- **How to complete this task**
A faithful, complete copy of the records is required.

..............................

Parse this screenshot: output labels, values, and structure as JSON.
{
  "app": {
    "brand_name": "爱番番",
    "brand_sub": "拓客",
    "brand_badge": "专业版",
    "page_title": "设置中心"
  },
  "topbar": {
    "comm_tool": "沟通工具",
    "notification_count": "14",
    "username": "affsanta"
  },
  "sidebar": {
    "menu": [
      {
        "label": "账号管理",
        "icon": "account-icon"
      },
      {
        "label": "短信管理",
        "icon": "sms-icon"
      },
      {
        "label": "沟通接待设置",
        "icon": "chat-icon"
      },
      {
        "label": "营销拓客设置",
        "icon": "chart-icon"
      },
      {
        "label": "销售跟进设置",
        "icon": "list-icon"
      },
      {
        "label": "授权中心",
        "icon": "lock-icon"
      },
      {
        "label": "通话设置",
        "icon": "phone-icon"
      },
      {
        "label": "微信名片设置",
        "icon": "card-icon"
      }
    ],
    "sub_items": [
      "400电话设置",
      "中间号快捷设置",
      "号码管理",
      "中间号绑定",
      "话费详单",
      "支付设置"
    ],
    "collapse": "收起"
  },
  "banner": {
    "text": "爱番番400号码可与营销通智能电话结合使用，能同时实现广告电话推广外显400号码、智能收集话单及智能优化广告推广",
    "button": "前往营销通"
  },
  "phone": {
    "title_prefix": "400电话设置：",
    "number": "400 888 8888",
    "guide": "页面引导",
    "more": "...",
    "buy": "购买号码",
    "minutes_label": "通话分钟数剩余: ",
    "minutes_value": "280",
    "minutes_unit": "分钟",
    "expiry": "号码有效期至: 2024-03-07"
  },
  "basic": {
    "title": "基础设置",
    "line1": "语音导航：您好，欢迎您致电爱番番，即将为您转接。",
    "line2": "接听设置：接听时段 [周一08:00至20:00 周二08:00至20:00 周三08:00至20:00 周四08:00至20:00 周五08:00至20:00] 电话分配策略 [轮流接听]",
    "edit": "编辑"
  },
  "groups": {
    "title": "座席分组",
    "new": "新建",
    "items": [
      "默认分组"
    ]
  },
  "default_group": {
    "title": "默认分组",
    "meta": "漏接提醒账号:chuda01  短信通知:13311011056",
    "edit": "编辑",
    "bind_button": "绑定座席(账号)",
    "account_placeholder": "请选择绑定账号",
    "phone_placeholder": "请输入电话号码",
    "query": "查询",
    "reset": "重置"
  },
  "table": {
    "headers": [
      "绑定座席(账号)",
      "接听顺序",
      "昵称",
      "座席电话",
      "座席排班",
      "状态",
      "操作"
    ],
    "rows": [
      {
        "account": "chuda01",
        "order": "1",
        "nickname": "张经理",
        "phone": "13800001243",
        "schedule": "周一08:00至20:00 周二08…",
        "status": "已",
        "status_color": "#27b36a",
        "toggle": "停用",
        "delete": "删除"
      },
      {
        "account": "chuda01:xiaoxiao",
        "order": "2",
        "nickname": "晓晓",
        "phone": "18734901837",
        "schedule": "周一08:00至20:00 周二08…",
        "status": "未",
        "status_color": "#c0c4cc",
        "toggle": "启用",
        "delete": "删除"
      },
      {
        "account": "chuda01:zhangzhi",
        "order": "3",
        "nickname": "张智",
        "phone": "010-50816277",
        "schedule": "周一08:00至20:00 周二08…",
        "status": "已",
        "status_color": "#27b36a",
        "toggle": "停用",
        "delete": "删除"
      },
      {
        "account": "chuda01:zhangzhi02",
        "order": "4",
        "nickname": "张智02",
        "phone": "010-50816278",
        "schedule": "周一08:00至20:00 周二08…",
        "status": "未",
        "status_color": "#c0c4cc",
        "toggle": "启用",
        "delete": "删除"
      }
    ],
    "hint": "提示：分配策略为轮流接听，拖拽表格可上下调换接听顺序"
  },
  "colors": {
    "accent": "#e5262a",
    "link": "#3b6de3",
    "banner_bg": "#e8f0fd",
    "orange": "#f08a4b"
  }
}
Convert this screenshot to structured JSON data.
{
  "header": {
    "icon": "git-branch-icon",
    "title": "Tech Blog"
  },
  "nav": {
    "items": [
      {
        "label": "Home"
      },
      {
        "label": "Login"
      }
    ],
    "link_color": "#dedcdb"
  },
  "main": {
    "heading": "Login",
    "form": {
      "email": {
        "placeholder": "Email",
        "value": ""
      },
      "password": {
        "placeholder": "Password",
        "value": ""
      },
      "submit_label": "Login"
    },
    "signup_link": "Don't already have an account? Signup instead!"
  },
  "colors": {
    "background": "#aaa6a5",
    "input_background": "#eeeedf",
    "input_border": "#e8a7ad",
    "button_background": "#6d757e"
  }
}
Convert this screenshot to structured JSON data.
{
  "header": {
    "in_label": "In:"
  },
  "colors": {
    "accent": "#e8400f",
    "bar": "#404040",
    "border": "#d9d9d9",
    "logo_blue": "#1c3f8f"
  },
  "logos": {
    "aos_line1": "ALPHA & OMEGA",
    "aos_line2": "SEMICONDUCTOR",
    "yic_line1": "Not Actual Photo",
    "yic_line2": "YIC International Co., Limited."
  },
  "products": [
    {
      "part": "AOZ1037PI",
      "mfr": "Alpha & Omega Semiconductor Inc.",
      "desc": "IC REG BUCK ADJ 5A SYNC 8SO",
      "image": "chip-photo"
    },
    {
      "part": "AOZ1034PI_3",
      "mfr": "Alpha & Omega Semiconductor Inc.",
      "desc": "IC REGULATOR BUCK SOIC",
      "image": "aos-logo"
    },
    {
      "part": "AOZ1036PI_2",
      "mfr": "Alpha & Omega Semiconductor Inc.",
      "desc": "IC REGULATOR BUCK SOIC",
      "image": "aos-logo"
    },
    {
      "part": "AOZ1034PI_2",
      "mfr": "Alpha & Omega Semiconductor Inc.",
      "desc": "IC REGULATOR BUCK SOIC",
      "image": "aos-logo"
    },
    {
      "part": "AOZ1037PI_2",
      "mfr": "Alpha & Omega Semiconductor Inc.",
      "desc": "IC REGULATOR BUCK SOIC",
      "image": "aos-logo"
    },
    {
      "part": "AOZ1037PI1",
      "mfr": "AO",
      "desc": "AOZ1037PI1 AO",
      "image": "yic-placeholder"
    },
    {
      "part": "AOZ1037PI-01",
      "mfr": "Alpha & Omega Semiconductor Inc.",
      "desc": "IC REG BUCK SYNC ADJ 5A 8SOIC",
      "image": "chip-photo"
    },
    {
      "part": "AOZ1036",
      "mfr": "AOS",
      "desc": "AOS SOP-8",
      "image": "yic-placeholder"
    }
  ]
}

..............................

- **Result of this task**
Parse this screenshot: output labels, values, and structure as JSON.
{
  "app": {
    "brand_name": "爱番番",
    "brand_sub": "拓客",
    "brand_badge": "专业版",
    "page_title": "设置中心"
  },
  "topbar": {
    "comm_tool": "沟通工具",
    "notification_count": "14",
    "username": "affsanta"
  },
  "sidebar": {
    "menu": [
      {
        "label": "账号管理",
        "icon": "account-icon"
      },
      {
        "label": "短信管理",
        "icon": "sms-icon"
      },
      {
        "label": "沟通接待设置",
        "icon": "chat-icon"
      },
      {
        "label": "营销拓客设置",
        "icon": "chart-icon"
      },
      {
        "label": "销售跟进设置",
        "icon": "list-icon"
      },
      {
        "label": "授权中心",
        "icon": "lock-icon"
      },
      {
        "label": "通话设置",
        "icon": "phone-icon"
      },
      {
        "label": "微信名片设置",
        "icon": "card-icon"
      }
    ],
    "sub_items": [
      "400电话设置",
      "中间号快捷设置",
      "号码管理",
      "中间号绑定",
      "话费详单",
      "支付设置"
    ],
    "collapse": "收起"
  },
  "banner": {
    "text": "爱番番400号码可与营销通智能电话结合使用，能同时实现广告电话推广外显400号码、智能收集话单及智能优化广告推广",
    "button": "前往营销通"
  },
  "phone": {
    "title_prefix": "400电话设置：",
    "number": "400 888 8888",
    "guide": "页面引导",
    "more": "...",
    "buy": "购买号码",
    "minutes_label": "通话分钟数剩余: ",
    "minutes_value": "280",
    "minutes_unit": "分钟",
    "expiry": "号码有效期至: 2024-03-07"
  },
  "basic": {
    "title": "基础设置",
    "line1": "语音导航：您好，欢迎您致电爱番番，即将为您转接。",
    "line2": "接听设置：接听时段 [周一08:00至20:00 周二08:00至20:00 周三08:00至20:00 周四08:00至20:00 周五08:00至20:00] 电话分配策略 [轮流接听]",
    "edit": "编辑"
  },
  "groups": {
    "title": "座席分组",
    "new": "新建",
    "items": [
      "默认分组"
    ]
  },
  "default_group": {
    "title": "默认分组",
    "meta": "漏接提醒账号:chuda01  短信通知:13311011056",
    "edit": "编辑",
    "bind_button": "绑定座席(账号)",
    "account_placeholder": "请选择绑定账号",
    "phone_placeholder": "请输入电话号码",
    "query": "查询",
    "reset": "重置"
  },
  "table": {
    "headers": [
      "绑定座席(账号)",
      "接听顺序",
      "昵称",
      "座席电话",
      "座席排班",
      "状态",
      "操作"
    ],
    "rows": [
      {
        "account": "chuda01",
        "order": "1",
        "nickname": "张经理",
        "phone": "13800001243",
        "schedule": "周一08:00至20:00 周二08…",
        "status": "已",
        "status_color": "#27b36a",
        "toggle": "停用",
        "delete": "删除"
      },
      {
        "account": "chuda01:xiaoxiao",
        "order": "2",
        "nickname": "晓晓",
        "phone": "18734901837",
        "schedule": "周一08:00至20:00 周二08…",
        "status": "未",
        "status_color": "#c0c4cc",
        "toggle": "启用",
        "delete": "删除"
      },
      {
        "account": "chuda01:zhangzhi",
        "order": "3",
        "nickname": "张智",
        "phone": "010-50816277",
        "schedule": "周一08:00至20:00 周二08…",
        "status": "已",
        "status_color": "#27b36a",
        "toggle": "停用",
        "delete": "删除"
      },
      {
        "account": "chuda01:zhangzhi02",
        "order": "4",
        "nickname": "张智02",
        "phone": "010-50816278",
        "schedule": "周一08:00至20:00 周二08…",
        "status": "未",
        "status_color": "#c0c4cc",
        "toggle": "启用",
        "delete": "删除"
      }
    ],
    "hint": "提示：分配策略为轮流接听，拖拽表格可上下调换接听顺序"
  },
  "colors": {
    "accent": "#e5262a",
    "link": "#3b6de3",
    "banner_bg": "#e8f0fd",
    "orange": "#f08a4b"
  }
}
Convert this screenshot to structured JSON data.
{
  "header": {
    "icon": "git-branch-icon",
    "title": "Tech Blog"
  },
  "nav": {
    "items": [
      {
        "label": "Home"
      },
      {
        "label": "Login"
      }
    ],
    "link_color": "#dedcdb"
  },
  "main": {
    "heading": "Login",
    "form": {
      "email": {
        "placeholder": "Email",
        "value": ""
      },
      "password": {
        "placeholder": "Password",
        "value": ""
      },
      "submit_label": "Login"
    },
    "signup_link": "Don't already have an account? Signup instead!"
  },
  "colors": {
    "background": "#aaa6a5",
    "input_background": "#eeeedf",
    "input_border": "#e8a7ad",
    "button_background": "#6d757e"
  }
}
Convert this screenshot to structured JSON data.
{
  "header": {
    "in_label": "In:"
  },
  "colors": {
    "accent": "#e8400f",
    "bar": "#404040",
    "border": "#d9d9d9",
    "logo_blue": "#1c3f8f"
  },
  "logos": {
    "aos_line1": "ALPHA & OMEGA",
    "aos_line2": "SEMICONDUCTOR",
    "yic_line1": "Not Actual Photo",
    "yic_line2": "YIC International Co., Limited."
  },
  "products": [
    {
      "part": "AOZ1037PI",
      "mfr": "Alpha & Omega Semiconductor Inc.",
      "desc": "IC REG BUCK ADJ 5A SYNC 8SO",
      "image": "chip-photo"
    },
    {
      "part": "AOZ1034PI_3",
      "mfr": "Alpha & Omega Semiconductor Inc.",
      "desc": "IC REGULATOR BUCK SOIC",
      "image": "aos-logo"
    },
    {
      "part": "AOZ1036PI_2",
      "mfr": "Alpha & Omega Semiconductor Inc.",
      "desc": "IC REGULATOR BUCK SOIC",
      "image": "aos-logo"
    },
    {
      "part": "AOZ1034PI_2",
      "mfr": "Alpha & Omega Semiconductor Inc.",
      "desc": "IC REGULATOR BUCK SOIC",
      "image": "aos-logo"
    },
    {
      "part": "AOZ1037PI_2",
      "mfr": "Alpha & Omega Semiconductor Inc.",
      "desc": "IC REGULATOR BUCK SOIC",
      "image": "aos-logo"
    },
    {
      "part": "AOZ1037PI1",
      "mfr": "AO",
      "desc": "AOZ1037PI1 AO",
      "image": "yic-placeholder"
    },
    {
      "part": "AOZ1037PI-01",
      "mfr": "Alpha & Omega Semiconductor Inc.",
      "desc": "IC REG BUCK SYNC ADJ 5A 8SOIC",
      "image": "chip-photo"
    },
    {
      "part": "AOZ1036",
      "mfr": "AOS",
      "desc": "AOS SOP-8",
      "image": "yic-placeholder"
    }
  ]
}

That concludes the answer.